Omicron as ‘trangkaso’
We are witnessing the continued unfolding of a pandemic like never before, with today’s technologies allowing not just the identification of the virus but the tracking of its genetic mutations and consequent variations—not to mention real-time epidemiological data (albeit incomplete and imperfect) from the barangay to the global level.
Even the ability to diagnose the virus through RT-PCR or antigen tests and develop, distribute, and administer COVID-19 vaccines to billions are technological breakthroughs that are unprecedented in their speed and scale.
In contrast, during the 1918-1919 flu pandemic, people only relied on their symptoms; by its very definition, asymptomatic cases were impossible to detect.
This reminds me a bit of family history that my uncle Lorenz thankfully managed to document: When my great-great-grandfather Silvestre Diaz, who worked as a mounted policeman in San Pablo City, died of what was likely the flu in 1918, the skin manifestations must have led our great-grandfather Miguel to refer to it as bulutong.
We need not go that far back: As late as the SARS outbreak in 2003, the diagnosis was clinical, necessitating a panel of experts, because back then, RT-PCR was such a prohibitively-expensive procedure.
Today’s technologies notwithstanding, long-standing popular ways to diagnose and treat illness continue to matter—in ways that contradict or complement public health advice.
We are seeing this during the ongoing Omicron surge in the Philippines, with people quickly diagnosing themselves as having “trangkaso.” Indeed, the symptoms of Omicron—cough, colds, sore throat, fever, headache—are basically the same symptoms of trangkaso, which is to be expected because trangkaso itself is a generic term for flu and flu-like, mostly viral illnesses.

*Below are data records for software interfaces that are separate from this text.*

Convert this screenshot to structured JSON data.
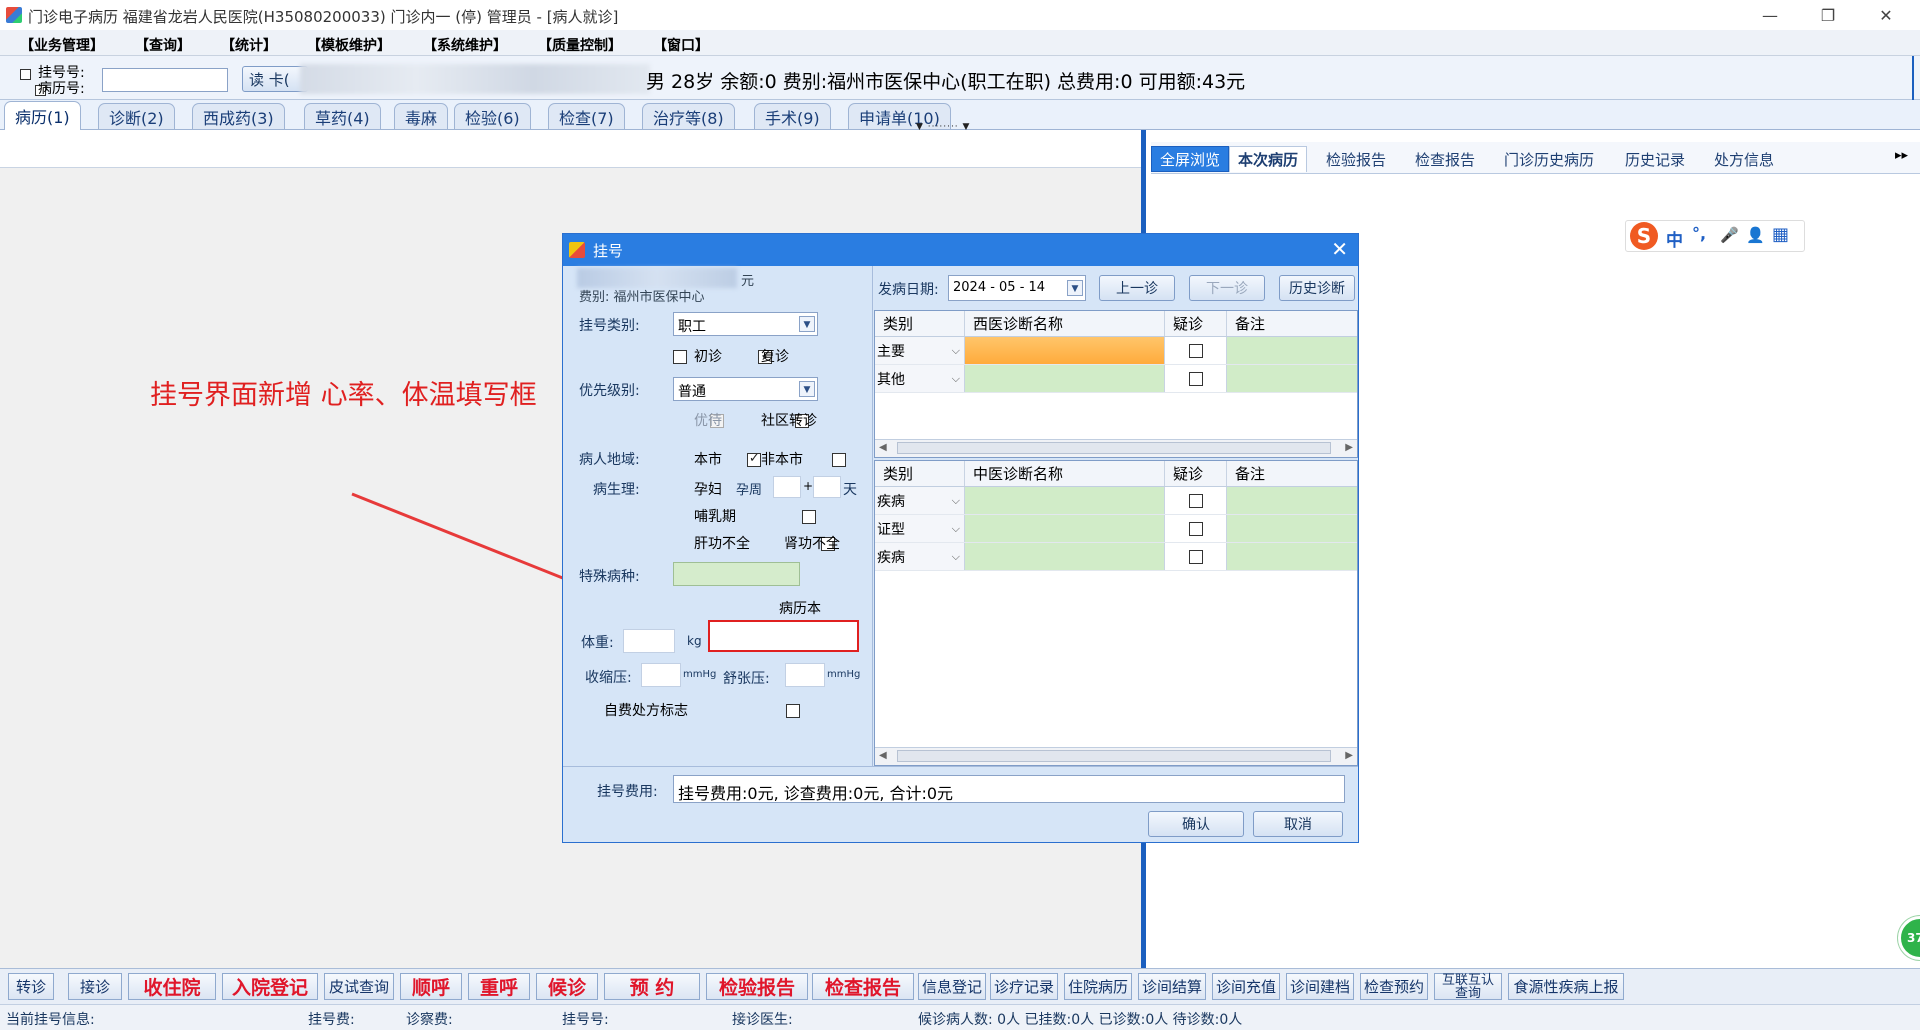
{
  "window": {
    "title": "门诊电子病历  福建省龙岩人民医院(H35080200033) 门诊内一 (停)    管理员 - [病人就诊]",
    "minimize": "—",
    "restore": "❐",
    "close": "✕"
  },
  "menu": [
    "【业务管理】",
    "【查询】",
    "【统计】",
    "【模板维护】",
    "【系统维护】",
    "【质量控制】",
    "【窗口】"
  ],
  "patient_bar": {
    "reg_no_label": "挂号号:",
    "record_no_label": "病历号:",
    "read_card": "读 卡(",
    "summary": "男 28岁  余额:0  费别:福州市医保中心(职工在职) 总费用:0  可用额:43元"
  },
  "main_tabs": [
    "病历(1)",
    "诊断(2)",
    "西成药(3)",
    "草药(4)",
    "毒麻",
    "检验(6)",
    "检查(7)",
    "治疗等(8)",
    "手术(9)",
    "申请单(10)"
  ],
  "right_tabs": [
    "全屏浏览",
    "本次病历",
    "检验报告",
    "检查报告",
    "门诊历史病历",
    "历史记录",
    "处方信息"
  ],
  "right_more": "▸▸",
  "ime": {
    "logo": "S",
    "zh": "中",
    "punct": "°,",
    "mic": "🎤",
    "user": "👤",
    "grid": "▦"
  },
  "annotation": "挂号界面新增 心率、体温填写框",
  "dialog": {
    "title": "挂号",
    "close": "✕",
    "fee_suffix": "元",
    "fee_type": "费别: 福州市医保中心",
    "reg_type_label": "挂号类别:",
    "reg_type_value": "职工",
    "first_visit": "初诊",
    "return_visit": "复诊",
    "priority_label": "优先级别:",
    "priority_value": "普通",
    "preferential": "优待",
    "community_transfer": "社区转诊",
    "region_label": "病人地域:",
    "local": "本市",
    "nonlocal": "非本市",
    "physio_label": "病生理:",
    "pregnant": "孕妇",
    "gest_week": "孕周",
    "plus": "+",
    "day": "天",
    "lactation": "哺乳期",
    "liver": "肝功不全",
    "kidney": "肾功不全",
    "special_label": "特殊病种:",
    "record_book": "病历本",
    "weight_label": "体重:",
    "kg": "kg",
    "systolic_label": "收缩压:",
    "mmhg": "mmHg",
    "diastolic_label": "舒张压:",
    "self_pay": "自费处方标志",
    "onset_label": "发病日期:",
    "onset_date": "2024 - 05 - 14",
    "prev_btn": "上一诊",
    "next_btn": "下一诊",
    "history_btn": "历史诊断",
    "west_headers": [
      "类别",
      "西医诊断名称",
      "疑诊",
      "备注"
    ],
    "west_rows": [
      "主要",
      "其他"
    ],
    "tcm_headers": [
      "类别",
      "中医诊断名称",
      "疑诊",
      "备注"
    ],
    "tcm_rows": [
      "疾病",
      "证型",
      "疾病"
    ],
    "reg_fee_label": "挂号费用:",
    "reg_fee_text": "挂号费用:0元, 诊查费用:0元, 合计:0元",
    "ok": "确认",
    "cancel": "取消"
  },
  "bottom_buttons": [
    "转诊",
    "接诊",
    "收住院",
    "入院登记",
    "皮试查询",
    "顺呼",
    "重呼",
    "候诊",
    "预    约",
    "检验报告",
    "检查报告",
    "信息登记",
    "诊疗记录",
    "住院病历",
    "诊间结算",
    "诊间充值",
    "诊间建档",
    "检查预约",
    "互联互认查询",
    "食源性疾病上报"
  ],
  "status": {
    "current": "当前挂号信息:",
    "reg_fee": "挂号费:",
    "exam_fee": "诊察费:",
    "reg_no": "挂号号:",
    "doctor": "接诊医生:",
    "counts": "候诊病人数: 0人  已挂数:0人  已诊数:0人  待诊数:0人"
  },
  "side_badge": "37",
  "colors": {
    "accent": "#2a7de1",
    "annotation": "#e02020",
    "highlight_box": "#e02020"
  }
}
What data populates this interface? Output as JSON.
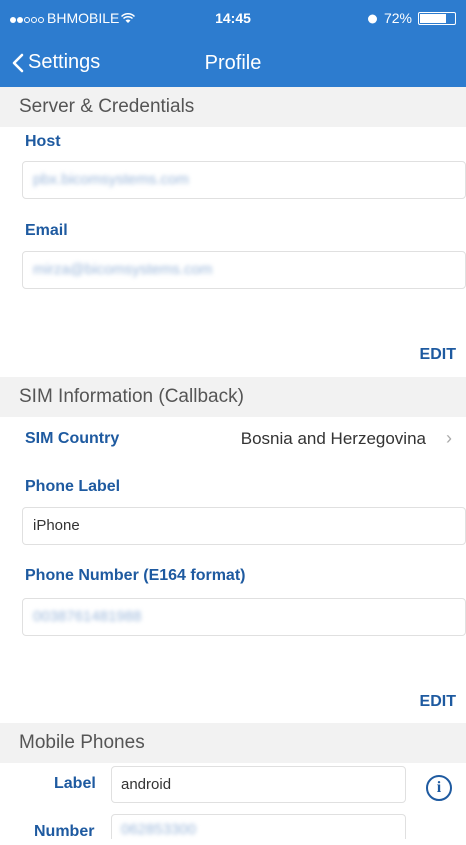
{
  "status_bar": {
    "carrier": "BHMOBILE",
    "time": "14:45",
    "battery_label": "72%",
    "battery_level": 0.72
  },
  "nav": {
    "back_label": "Settings",
    "title": "Profile"
  },
  "server": {
    "heading": "Server & Credentials",
    "host_label": "Host",
    "host_value": "pbx.bicomsystems.com",
    "email_label": "Email",
    "email_value": "mirza@bicomsystems.com",
    "edit_label": "EDIT"
  },
  "sim": {
    "heading": "SIM Information (Callback)",
    "country_label": "SIM Country",
    "country_value": "Bosnia and Herzegovina",
    "phone_label_label": "Phone Label",
    "phone_label_value": "iPhone",
    "phone_number_label": "Phone Number (E164 format)",
    "phone_number_value": "0038761481988",
    "edit_label": "EDIT"
  },
  "mobile": {
    "heading": "Mobile Phones",
    "label_label": "Label",
    "label_value": "android",
    "number_label": "Number",
    "number_value": "062853300"
  }
}
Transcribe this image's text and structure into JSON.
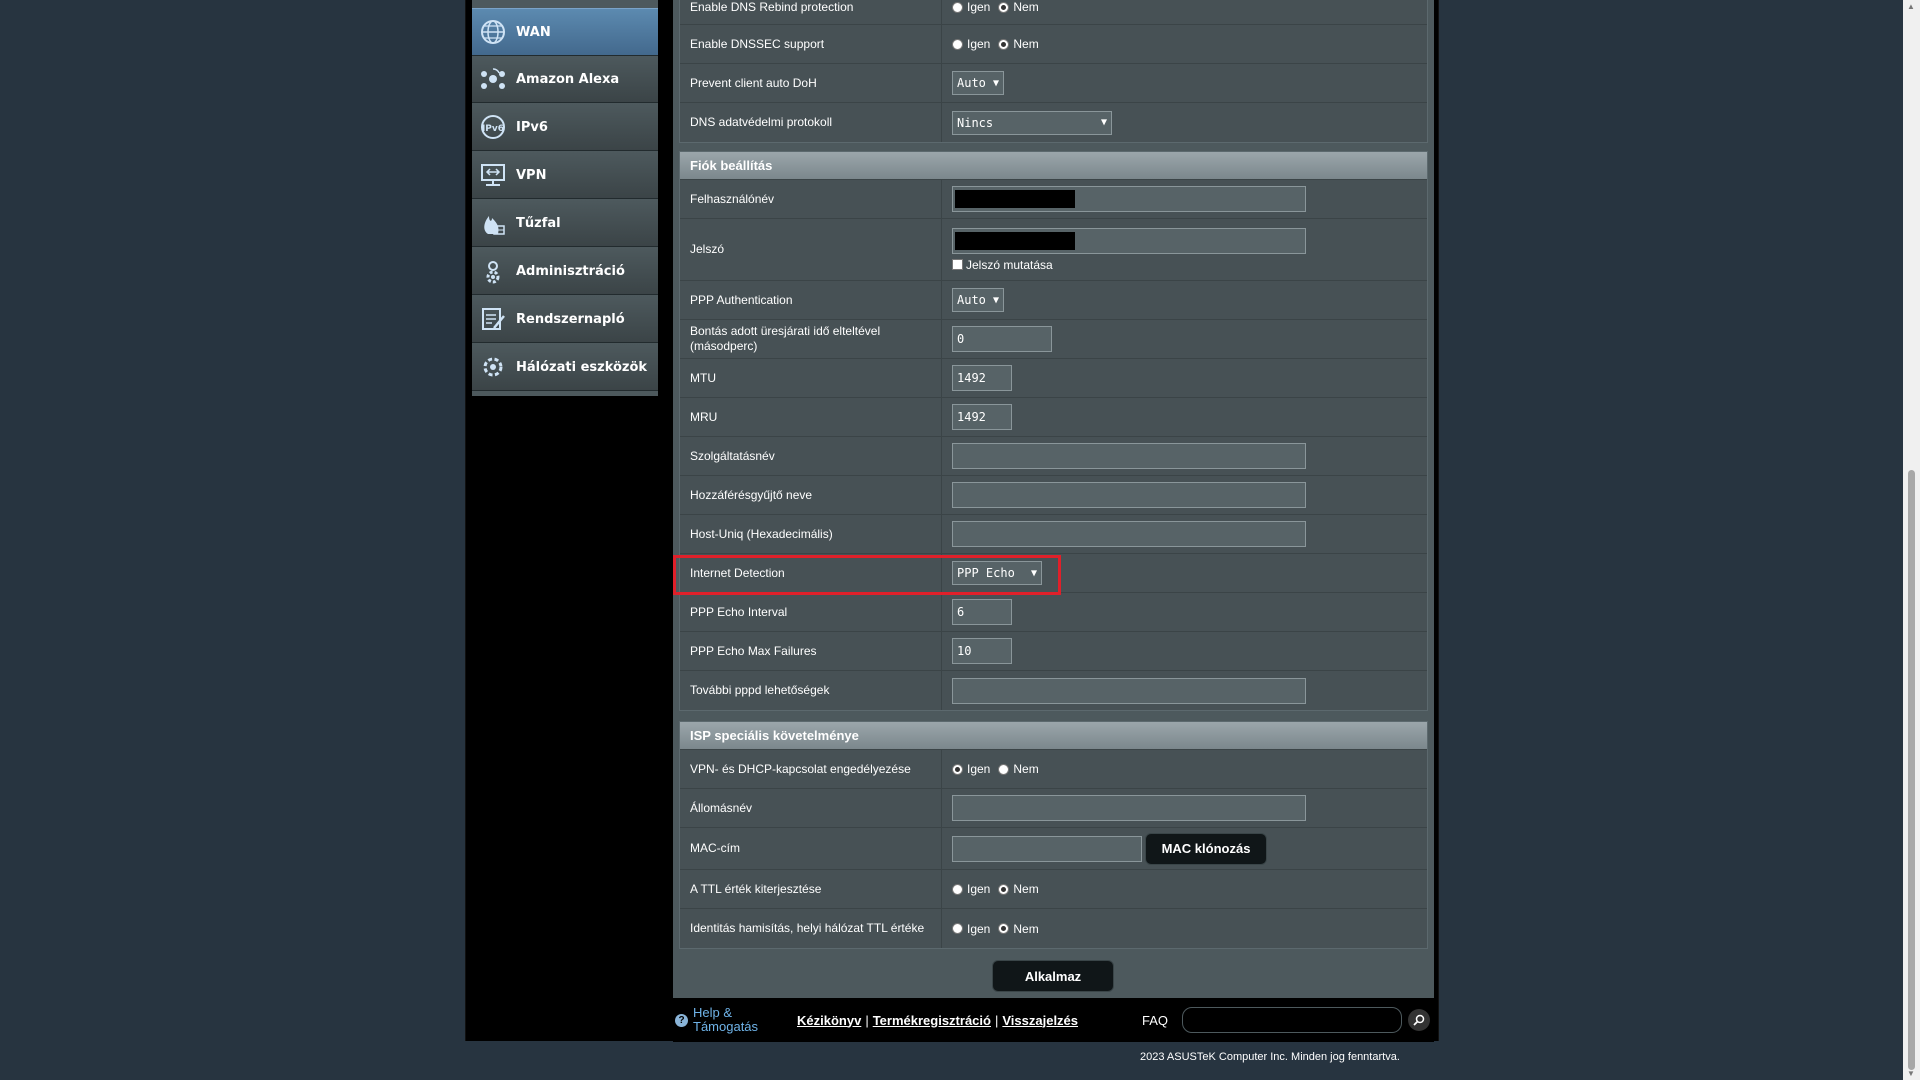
{
  "sidebar": {
    "items": [
      {
        "label": "WAN",
        "icon": "globe-icon"
      },
      {
        "label": "Amazon Alexa",
        "icon": "alexa-icon"
      },
      {
        "label": "IPv6",
        "icon": "ipv6-icon"
      },
      {
        "label": "VPN",
        "icon": "vpn-icon"
      },
      {
        "label": "Tűzfal",
        "icon": "firewall-icon"
      },
      {
        "label": "Adminisztráció",
        "icon": "admin-gear-icon"
      },
      {
        "label": "Rendszernapló",
        "icon": "system-log-icon"
      },
      {
        "label": "Hálózati eszközök",
        "icon": "network-tools-icon"
      }
    ]
  },
  "dns": {
    "rebind_label": "Enable DNS Rebind protection",
    "dnssec_label": "Enable DNSSEC support",
    "doh_label": "Prevent client auto DoH",
    "doh_value": "Auto",
    "privacy_label": "DNS adatvédelmi protokoll",
    "privacy_value": "Nincs"
  },
  "radio": {
    "yes": "Igen",
    "no": "Nem"
  },
  "account": {
    "header": "Fiók beállítás",
    "username_label": "Felhasználónév",
    "password_label": "Jelszó",
    "show_password": "Jelszó mutatása",
    "ppp_auth_label": "PPP Authentication",
    "ppp_auth_value": "Auto",
    "idle_label": "Bontás adott üresjárati idő elteltével (másodperc)",
    "idle_value": "0",
    "mtu_label": "MTU",
    "mtu_value": "1492",
    "mru_label": "MRU",
    "mru_value": "1492",
    "service_label": "Szolgáltatásnév",
    "ac_label": "Hozzáférésgyűjtő neve",
    "hostuniq_label": "Host-Uniq (Hexadecimális)",
    "detection_label": "Internet Detection",
    "detection_value": "PPP Echo",
    "echo_interval_label": "PPP Echo Interval",
    "echo_interval_value": "6",
    "echo_fail_label": "PPP Echo Max Failures",
    "echo_fail_value": "10",
    "pppd_label": "További pppd lehetőségek"
  },
  "isp": {
    "header": "ISP speciális követelménye",
    "vpn_dhcp_label": "VPN- és DHCP-kapcsolat engedélyezése",
    "hostname_label": "Állomásnév",
    "mac_label": "MAC-cím",
    "mac_clone": "MAC klónozás",
    "ttl_label": "A TTL érték kiterjesztése",
    "spoof_label": "Identitás hamisítás, helyi hálózat TTL értéke"
  },
  "apply": "Alkalmaz",
  "footer": {
    "help": "Help & Támogatás",
    "manual": "Kézikönyv",
    "reg": "Termékregisztráció",
    "feedback": "Visszajelzés",
    "faq": "FAQ",
    "copyright": "2023 ASUSTeK Computer Inc. Minden jog fenntartva."
  }
}
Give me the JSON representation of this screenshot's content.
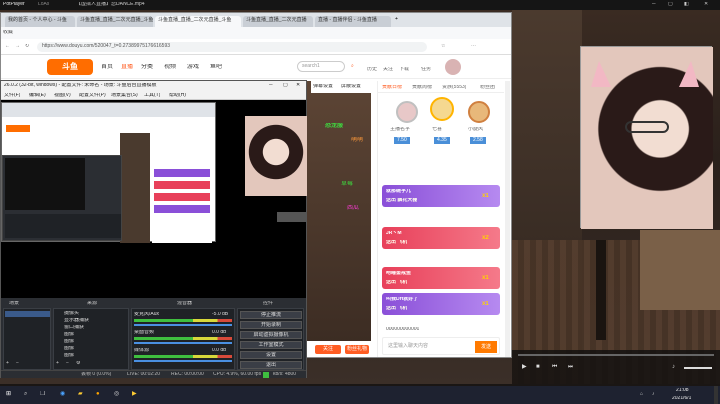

Interestingly but unsurprisingly, past viral outbreaks were also referred to by Filipinos (alongside people in other former or present Hispanophone countries) as trangkaso or trancazo. The root word is tranca, meaning bar or a rod; trancazo thus evokes the feeling of being beaten by one.
One Spanish writer reported it as an epithet for what appears to be dengue outbreaks in 1865 and 1867, and it was also used in the Philippines and Mexico to refer to the 1918-1919 flu pandemic (see Gealogo, 2009; Gómez-Dantés, 2020).
What’s interesting is that Omicron’s legibility as trangkaso—a familiar illness—meant that people feel empowered to act on it by themselves, and we are seeing long-standing practices, like taking paracetamol, vitamin C, or even antibiotics like amoxicillin and, more recently, azithromycin (kudos to “medical influencers” like Arshie Larga—@Arshiethromycin—for warning against these in social media). Aside from taking medicines, these practices also include drinking kalamansi and pineapple juice; salabat, or even (as my grandfather Basilio believes), just plain hot water; people often embrace these products and practices based on what is hiyang for them (see Hardon, 1992; Tan, 1999).
Such perceived familiarity can contribute to people’s decisions not to get tested, thinking that they already know what illness they have, especially on top of knowing the cost and implications (sometimes bizarre, often inconvenient) of testing positive in the Philippines. People are also likely to do their own “contact tracing” on the basis of who got the symptoms first within one’s close relations; even without biomedical guidance, people understand trangkaso to be nakakahawa (i.e., contagious).
People’s self-care practices can diverge from medical advice, but it can also align or even borrow from it. Aside from the healthy diet and high fluid intake that people resort to when faced with trangkaso, this might be the moment when mask-wearing becomes part of people’s default responses not just for COVID as we know it, but for trangkaso in general and even cough and colds—in the same way that 20th-century epidemics habituated the Japanese to mask-wearing.
Given people’s propensity to act on their own health concerns, I would not be surprised if self-testing would be embraced by many—if only such kits were more widely available. If there’s one thing we can learn about medical anthropology, it is that people do not just want to get cured, they also want to understand what’s going on in their bodies.
Indeed, without the risk of stigma, discrimination, and unreasonable costs, people will test and treat themselves—if only the government were to enable them to do so.
The Inquirer Foundation supports our healthcare frontliners and is still accepting cash donations to be deposited at Banco de Oro (BDO) current account #007960018860 or donate through PayMaya using this link .
Subscribe to INQUIRER PLUS to get access to The Philippine Daily Inquirer & other 70+ titles, share up to 5 gadgets, listen to the news, download as early as 4am & share articles on social media. Call 896 6000.